Detection using either the baseline or centroid of a text line profile offers distinct advantages and disadvantages. As expected, the experimental results reveal that centroid-based detection outperforms baseline-based detection for pages encoded with small line shifts (i.e. 1 pixel) and subject to large distortion. This performance difference arises largely because baseline locations are integer valued, while centroid locations, being averages, are real valued. Recall that baseline locations are determined by detection of a peak in the text line profile. Sometimes this peak is not pronounced- the profile value on scan lines neighboring the baseline are often near the peak value. Hence, relatively little noise can cause the peak to shift to a neighboring scan line. A single scan line shift is sufficient to introduce a detection error when text lines are encoded with a 1 pixel shift.
It also appears likely that centroids are less subject to certain imaging defects than are baselines. Baselines appear relatively vulnerable to line skew (or more precisely, the noise introduced by deskewing). Though centroid detection outperforms baseline detection, the latter has other benefits. In particular, encoded documents can be decoded without reference to the original, unspaced document. A secure document distributor would then be relieved of the need to maintain a library of original document centroid spacings for decoding.
- 6.0 Conclusion
Finally, both detection techniques can be used jointly (and indeed, with other techniques) to provide a particularly robust, low error probability detection scheme.
Making and distributing illegitimate copies of documents can be discouraged if each of the original copies is unique, and can be associated with a particular recipient. Several techniques for making text documents unique have been described. One of these techniques, based on text line shifting, has been implemented as a set of experiments to demonstrate that perturbations in line spacing that are small enough to be indiscernible to a casual reader can be recovered from a paper copy of the document, even after being copied several times.
In the experiments, the position of the odd numbered lines within each paragraph remains the same while the even numbered lines are moved up or down by a small amount. By selecting different line shifts, information is encoded into the document. If the document remains in the electronic form throughout the experiment, retrieving the encoded information is trivial. To retrieve the information from a paper copy, the document is scanned back into the computer. Two detection methods have been considered, one based on the location of the bottom of the characters on each line, and the other based on the center of mass of each line. The advantage of using the baselines is that they are equally spaced before encoding and the information can be retrieved without reference to a template. The centers of mass of the lines are not equally spaced, however, this technique has been found to be more resilient to the types of distortion encountered in the printing and copying process.

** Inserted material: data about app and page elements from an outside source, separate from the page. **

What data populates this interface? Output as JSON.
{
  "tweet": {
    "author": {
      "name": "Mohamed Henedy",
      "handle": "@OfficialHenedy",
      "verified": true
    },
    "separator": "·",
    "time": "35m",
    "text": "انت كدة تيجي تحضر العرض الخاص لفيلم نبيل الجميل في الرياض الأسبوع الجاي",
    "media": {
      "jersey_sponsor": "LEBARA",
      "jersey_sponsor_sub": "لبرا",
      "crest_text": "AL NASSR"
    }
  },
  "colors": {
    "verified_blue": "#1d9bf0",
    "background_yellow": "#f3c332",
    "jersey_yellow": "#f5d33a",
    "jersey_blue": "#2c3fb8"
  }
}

The differential encoding mechanism has been selected because the types of distortion that have been encountered have canceled out when differences between adjacent lines are considered. In the experiments, the lines in the document are moved up or down by as little as 1/300 inch, the document is copied as many as ten times, then the document is scanned into a computer and decoded. For the set of experiments that have been conducted, the centroid decoding mechanism has provided an immeasurably small error rate.
Obviously, numerous modifications and variations of the present invention are possible in light of the above teachings. It is therefore understood that within the scope of the appended claims, the invention may be practiced otherwise than as specifically described herein.